A few months ago we learned that an Android version was in the works, and now it looks like Sling Media has launched a limited beta of SlingPlayer Mobile for Android. The closed beta isn’t available to the general public yet, but a beta tester sent a message to Android news site Phandroid — despite the fact that the message specifically said not to share it. While this could clearly be enough kick this particular tester out of the beta test if he’s discovered, it’s also a good indication that the wait for a full fledged SlingPlayer Mobile client for Android is in the works and hopefully we won’t have to wait too long for a public release.

There’s no word on the final pricing, but SlingPlayer Mobile generally runs about $30 on other platforms.

This post republished from Mobiputing.

SlingCommunity Shutting Down

Dave Zatz —  April 27, 2010

Today marks the end of an era as the SlingCommunity shutters its doors. I assume this isn’t entirely voluntary on their part, given Sling Media’s recently launched Slingbox tech support-oriented forum. In fact, years of SlingCommunity content (215,000 posts) will vanish later today when their URL will begin redirecting all traffic to

As a very early Slingbox owner and, later, as a Sling Media employee, I have a pretty good handle on Sling’s forum arc.

The Slingbox was a hot topic of discussion on AVS Forum at launch in 2005. It’s where I got to know founder and CEO Blake Krikorian. And convinced him the office workers of the world needed a Windows 2000 client. And they turned one around in 48 hours. As the conversation grew, Sling approached the owners of AVS about cordoning off a dedicated Sling area. But they wouldn’t play ball. In fact, I got the sense they didn’t appreciate the company’s public contributions for whatever reason. So Sling took their cash elsewhere and partnered with Capable Networks, who launched the SlingCommunity. Continue Reading…

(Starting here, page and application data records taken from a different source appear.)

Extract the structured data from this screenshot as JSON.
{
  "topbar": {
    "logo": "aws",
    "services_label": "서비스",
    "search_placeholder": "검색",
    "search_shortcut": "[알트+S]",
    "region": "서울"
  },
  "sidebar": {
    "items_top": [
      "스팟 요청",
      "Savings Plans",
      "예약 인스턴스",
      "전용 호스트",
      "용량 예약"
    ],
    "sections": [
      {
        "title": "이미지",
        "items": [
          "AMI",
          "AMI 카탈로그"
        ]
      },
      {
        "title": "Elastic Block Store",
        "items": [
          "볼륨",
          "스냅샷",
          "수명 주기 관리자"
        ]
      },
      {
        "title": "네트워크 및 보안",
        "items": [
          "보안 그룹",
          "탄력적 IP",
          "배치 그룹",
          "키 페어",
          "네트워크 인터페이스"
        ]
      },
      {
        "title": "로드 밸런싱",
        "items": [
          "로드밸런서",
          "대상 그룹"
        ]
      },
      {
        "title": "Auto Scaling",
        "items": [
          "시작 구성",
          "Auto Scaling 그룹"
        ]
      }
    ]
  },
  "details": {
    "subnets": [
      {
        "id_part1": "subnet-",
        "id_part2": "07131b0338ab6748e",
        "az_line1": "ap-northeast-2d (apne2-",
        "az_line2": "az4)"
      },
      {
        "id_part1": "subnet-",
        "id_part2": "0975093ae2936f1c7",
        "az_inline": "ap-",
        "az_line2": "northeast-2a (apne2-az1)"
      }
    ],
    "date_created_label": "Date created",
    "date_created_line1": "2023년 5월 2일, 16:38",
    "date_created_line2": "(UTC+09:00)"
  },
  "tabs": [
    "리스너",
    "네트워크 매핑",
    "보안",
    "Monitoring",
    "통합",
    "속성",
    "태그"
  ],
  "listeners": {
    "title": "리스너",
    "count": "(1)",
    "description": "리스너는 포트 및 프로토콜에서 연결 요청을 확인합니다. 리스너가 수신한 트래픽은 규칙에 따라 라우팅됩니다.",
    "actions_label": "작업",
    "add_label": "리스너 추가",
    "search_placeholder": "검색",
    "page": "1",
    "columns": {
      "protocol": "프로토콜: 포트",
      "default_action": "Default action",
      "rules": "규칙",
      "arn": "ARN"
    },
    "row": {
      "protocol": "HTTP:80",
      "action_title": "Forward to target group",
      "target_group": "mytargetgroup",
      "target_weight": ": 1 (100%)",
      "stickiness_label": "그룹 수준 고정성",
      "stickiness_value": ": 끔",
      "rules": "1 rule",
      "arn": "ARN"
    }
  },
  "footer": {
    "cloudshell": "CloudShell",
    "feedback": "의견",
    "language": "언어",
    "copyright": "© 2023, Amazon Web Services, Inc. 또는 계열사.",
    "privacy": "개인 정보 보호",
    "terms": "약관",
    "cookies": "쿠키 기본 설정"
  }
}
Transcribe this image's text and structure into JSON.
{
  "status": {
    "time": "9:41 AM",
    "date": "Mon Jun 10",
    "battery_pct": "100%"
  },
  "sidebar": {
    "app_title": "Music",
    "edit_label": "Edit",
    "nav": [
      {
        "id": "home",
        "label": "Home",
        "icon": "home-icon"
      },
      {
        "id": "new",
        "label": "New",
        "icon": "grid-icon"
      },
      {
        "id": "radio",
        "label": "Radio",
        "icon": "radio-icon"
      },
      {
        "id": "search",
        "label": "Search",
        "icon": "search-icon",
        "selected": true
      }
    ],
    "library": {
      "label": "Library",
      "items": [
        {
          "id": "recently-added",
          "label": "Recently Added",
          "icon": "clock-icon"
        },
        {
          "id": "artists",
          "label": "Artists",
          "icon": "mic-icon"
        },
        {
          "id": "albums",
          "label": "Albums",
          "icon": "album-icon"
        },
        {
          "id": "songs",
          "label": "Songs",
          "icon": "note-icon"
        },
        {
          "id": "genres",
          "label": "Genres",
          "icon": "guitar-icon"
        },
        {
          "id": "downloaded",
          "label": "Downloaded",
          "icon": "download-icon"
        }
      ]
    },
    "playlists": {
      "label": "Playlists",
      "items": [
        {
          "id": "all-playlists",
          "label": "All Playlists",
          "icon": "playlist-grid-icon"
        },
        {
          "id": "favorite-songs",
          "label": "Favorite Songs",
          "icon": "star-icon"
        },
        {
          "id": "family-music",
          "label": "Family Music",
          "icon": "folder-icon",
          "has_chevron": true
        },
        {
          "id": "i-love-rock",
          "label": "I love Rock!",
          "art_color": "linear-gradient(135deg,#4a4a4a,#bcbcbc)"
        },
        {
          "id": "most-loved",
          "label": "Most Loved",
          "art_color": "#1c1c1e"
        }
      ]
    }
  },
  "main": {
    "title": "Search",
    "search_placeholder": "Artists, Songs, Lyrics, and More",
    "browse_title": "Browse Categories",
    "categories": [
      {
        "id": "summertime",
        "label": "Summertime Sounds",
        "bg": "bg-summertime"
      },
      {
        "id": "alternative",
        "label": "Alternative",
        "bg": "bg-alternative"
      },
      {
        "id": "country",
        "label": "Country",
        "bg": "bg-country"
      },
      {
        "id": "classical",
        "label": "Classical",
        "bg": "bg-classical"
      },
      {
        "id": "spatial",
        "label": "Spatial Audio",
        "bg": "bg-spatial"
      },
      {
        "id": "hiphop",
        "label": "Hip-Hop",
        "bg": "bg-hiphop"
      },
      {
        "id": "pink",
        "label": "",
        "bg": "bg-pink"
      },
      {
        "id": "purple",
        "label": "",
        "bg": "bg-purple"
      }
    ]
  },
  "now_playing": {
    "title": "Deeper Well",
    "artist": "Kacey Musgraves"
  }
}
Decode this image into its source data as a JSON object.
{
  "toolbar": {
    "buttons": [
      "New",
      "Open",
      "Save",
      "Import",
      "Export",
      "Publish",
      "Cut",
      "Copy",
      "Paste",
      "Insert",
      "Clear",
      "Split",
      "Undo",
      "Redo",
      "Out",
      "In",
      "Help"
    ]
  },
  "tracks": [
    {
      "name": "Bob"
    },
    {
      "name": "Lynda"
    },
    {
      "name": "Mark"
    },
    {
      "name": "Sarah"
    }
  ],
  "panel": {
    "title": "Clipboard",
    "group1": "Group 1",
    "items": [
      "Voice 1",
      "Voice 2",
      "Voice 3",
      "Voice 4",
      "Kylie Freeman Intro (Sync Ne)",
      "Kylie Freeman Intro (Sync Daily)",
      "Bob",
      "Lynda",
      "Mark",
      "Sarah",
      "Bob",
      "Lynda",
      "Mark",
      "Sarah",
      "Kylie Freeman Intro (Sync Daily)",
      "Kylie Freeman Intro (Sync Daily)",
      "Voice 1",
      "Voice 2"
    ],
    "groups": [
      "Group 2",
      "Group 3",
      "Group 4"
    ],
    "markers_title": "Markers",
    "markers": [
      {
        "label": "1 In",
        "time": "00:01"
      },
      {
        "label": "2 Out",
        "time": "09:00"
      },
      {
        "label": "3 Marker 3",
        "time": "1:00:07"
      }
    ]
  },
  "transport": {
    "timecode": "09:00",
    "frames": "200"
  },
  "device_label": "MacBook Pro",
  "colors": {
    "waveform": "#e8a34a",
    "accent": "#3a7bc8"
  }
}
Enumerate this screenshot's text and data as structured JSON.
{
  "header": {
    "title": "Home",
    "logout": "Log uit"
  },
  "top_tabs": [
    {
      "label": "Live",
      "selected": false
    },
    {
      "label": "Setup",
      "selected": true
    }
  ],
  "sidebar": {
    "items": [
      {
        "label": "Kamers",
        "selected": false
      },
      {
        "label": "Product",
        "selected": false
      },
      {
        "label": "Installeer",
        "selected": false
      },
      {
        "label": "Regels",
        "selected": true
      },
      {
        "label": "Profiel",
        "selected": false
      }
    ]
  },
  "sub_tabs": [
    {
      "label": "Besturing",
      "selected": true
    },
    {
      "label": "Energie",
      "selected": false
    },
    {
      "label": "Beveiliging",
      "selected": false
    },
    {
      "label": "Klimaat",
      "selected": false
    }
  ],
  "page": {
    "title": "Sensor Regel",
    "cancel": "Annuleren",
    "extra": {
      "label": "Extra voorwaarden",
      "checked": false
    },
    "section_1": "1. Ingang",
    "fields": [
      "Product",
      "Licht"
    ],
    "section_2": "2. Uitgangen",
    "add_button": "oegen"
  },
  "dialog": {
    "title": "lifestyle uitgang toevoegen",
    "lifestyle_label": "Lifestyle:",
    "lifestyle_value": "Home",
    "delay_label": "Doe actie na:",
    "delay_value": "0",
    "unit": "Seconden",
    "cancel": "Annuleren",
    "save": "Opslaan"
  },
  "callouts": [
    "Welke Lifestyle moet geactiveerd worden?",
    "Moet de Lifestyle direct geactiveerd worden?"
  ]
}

DISH VIP 922 Slingbox DVR

380 million dollars and 2.5 years in the making, the world’s first DVR containing Slingbox functionality has arrived. Of course, this is exactly the sort of hybrid product we expected when Echostar acquired Sling Media in 2007. Although it wasn’t actually until CES 2009 that our suspicions were confirmed. And DISH Network’s 2009 launch plans have obviously slipped. Yet, the wait is now over!

In addition to placeshifting capabilities and other remote access functionality, the dual tuner VIP 922 SlingLoaded DVR pairs a brand new and possibly app-alicious UI (see below) with a roomy 1 terabyte drive and powerline networking. Fortunately, Echo/Sling/DISH drew the line there and chose not bundle the horrible prototype touchpad remote control. Not only was it difficult to navigate one handed, like Sezmi, it did away with the number keys.


It’s not clear (to me) from DISH’s site what the VIP 922 and service run, but Engadget came across a memo which indicates a MSRP of $695 for the hardware, with leases starting as low as $200 (whatever that means). I don’t have many options as a potential reviewer with an obstructed satellite view. So, like most, I’ll resign myself to waiting for the pro journalists to chime in and and early customer testimonials. But on paper (or LCD), the VIP 922 sure looks hot.